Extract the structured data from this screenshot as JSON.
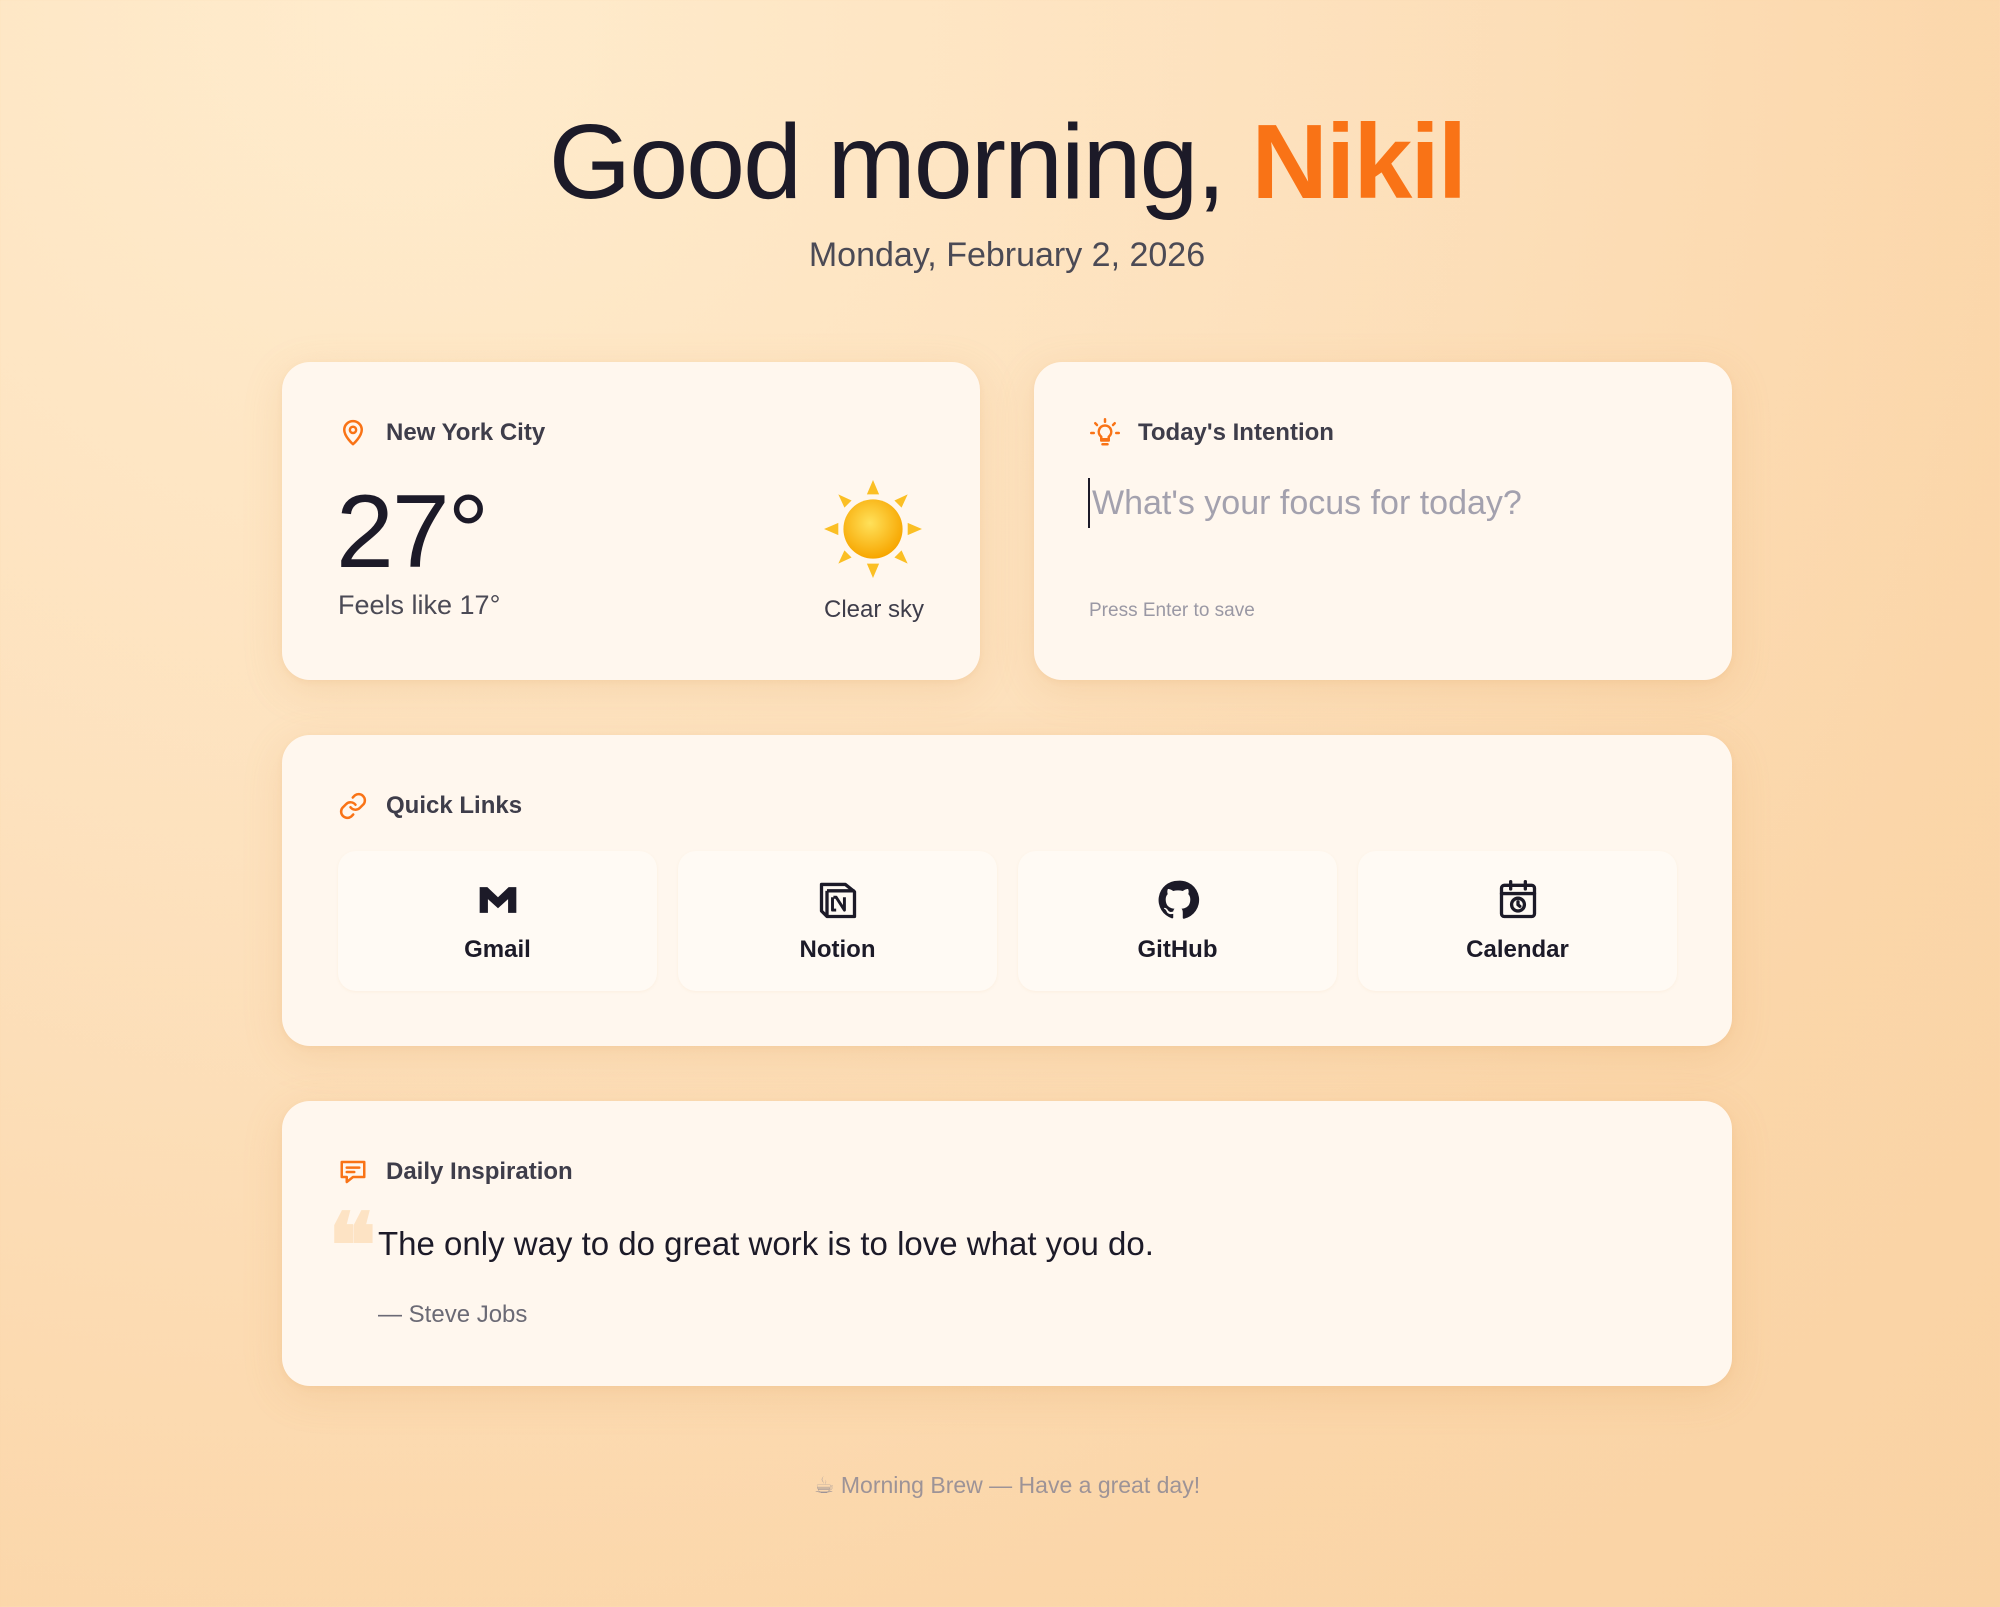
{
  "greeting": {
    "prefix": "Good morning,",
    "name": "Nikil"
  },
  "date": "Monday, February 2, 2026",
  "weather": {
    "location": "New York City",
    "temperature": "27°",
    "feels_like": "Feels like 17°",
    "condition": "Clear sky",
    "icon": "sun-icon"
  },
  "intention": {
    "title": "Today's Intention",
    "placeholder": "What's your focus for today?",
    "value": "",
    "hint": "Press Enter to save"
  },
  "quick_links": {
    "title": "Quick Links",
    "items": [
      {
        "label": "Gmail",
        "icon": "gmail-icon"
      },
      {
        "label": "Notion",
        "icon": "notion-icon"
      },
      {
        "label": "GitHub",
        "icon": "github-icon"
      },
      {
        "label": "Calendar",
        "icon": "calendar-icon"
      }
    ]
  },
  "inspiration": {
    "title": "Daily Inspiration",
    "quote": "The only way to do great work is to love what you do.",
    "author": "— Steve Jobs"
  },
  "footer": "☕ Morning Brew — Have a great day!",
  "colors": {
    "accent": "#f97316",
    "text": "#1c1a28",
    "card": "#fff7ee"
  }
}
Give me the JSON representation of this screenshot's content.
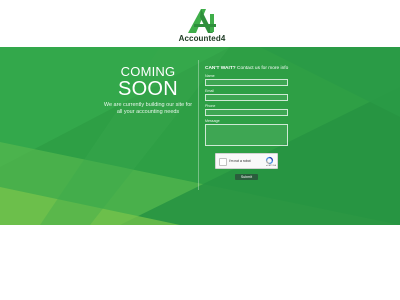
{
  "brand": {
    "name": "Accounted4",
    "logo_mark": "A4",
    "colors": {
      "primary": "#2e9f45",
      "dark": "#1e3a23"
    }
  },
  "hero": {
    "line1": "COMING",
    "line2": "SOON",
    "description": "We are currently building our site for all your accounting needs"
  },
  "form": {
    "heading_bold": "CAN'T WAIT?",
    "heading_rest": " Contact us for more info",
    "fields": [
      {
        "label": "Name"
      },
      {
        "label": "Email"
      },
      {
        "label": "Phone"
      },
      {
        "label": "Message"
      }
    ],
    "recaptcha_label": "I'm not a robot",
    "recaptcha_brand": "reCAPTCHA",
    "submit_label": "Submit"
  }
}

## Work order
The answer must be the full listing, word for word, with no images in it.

## Worked solution
Extract the structured data from this screenshot as JSON.
{
  "greeting": {
    "prefix": "Good morning,",
    "name": "Nikil"
  },
  "date": "Monday, February 2, 2026",
  "weather": {
    "location": "New York City",
    "temperature": "27°",
    "feels_like": "Feels like 17°",
    "condition": "Clear sky",
    "icon": "sun-icon"
  },
  "intention": {
    "title": "Today's Intention",
    "placeholder": "What's your focus for today?",
    "value": "",
    "hint": "Press Enter to save"
  },
  "quick_links": {
    "title": "Quick Links",
    "items": [
      {
        "label": "Gmail",
        "icon": "gmail-icon"
      },
      {
        "label": "Notion",
        "icon": "notion-icon"
      },
      {
        "label": "GitHub",
        "icon": "github-icon"
      },
      {
        "label": "Calendar",
        "icon": "calendar-icon"
      }
    ]
  },
  "inspiration": {
    "title": "Daily Inspiration",
    "quote": "The only way to do great work is to love what you do.",
    "author": "— Steve Jobs"
  },
  "footer": "☕ Morning Brew — Have a great day!",
  "colors": {
    "accent": "#f97316",
    "text": "#1c1a28",
    "card": "#fff7ee"
  }
}
Give me the JSON representation of this screenshot's content.
{
  "brand": {
    "name": "Accounted4",
    "logo_mark": "A4",
    "colors": {
      "primary": "#2e9f45",
      "dark": "#1e3a23"
    }
  },
  "hero": {
    "line1": "COMING",
    "line2": "SOON",
    "description": "We are currently building our site for all your accounting needs"
  },
  "form": {
    "heading_bold": "CAN'T WAIT?",
    "heading_rest": " Contact us for more info",
    "fields": [
      {
        "label": "Name"
      },
      {
        "label": "Email"
      },
      {
        "label": "Phone"
      },
      {
        "label": "Message"
      }
    ],
    "recaptcha_label": "I'm not a robot",
    "recaptcha_brand": "reCAPTCHA",
    "submit_label": "Submit"
  }
}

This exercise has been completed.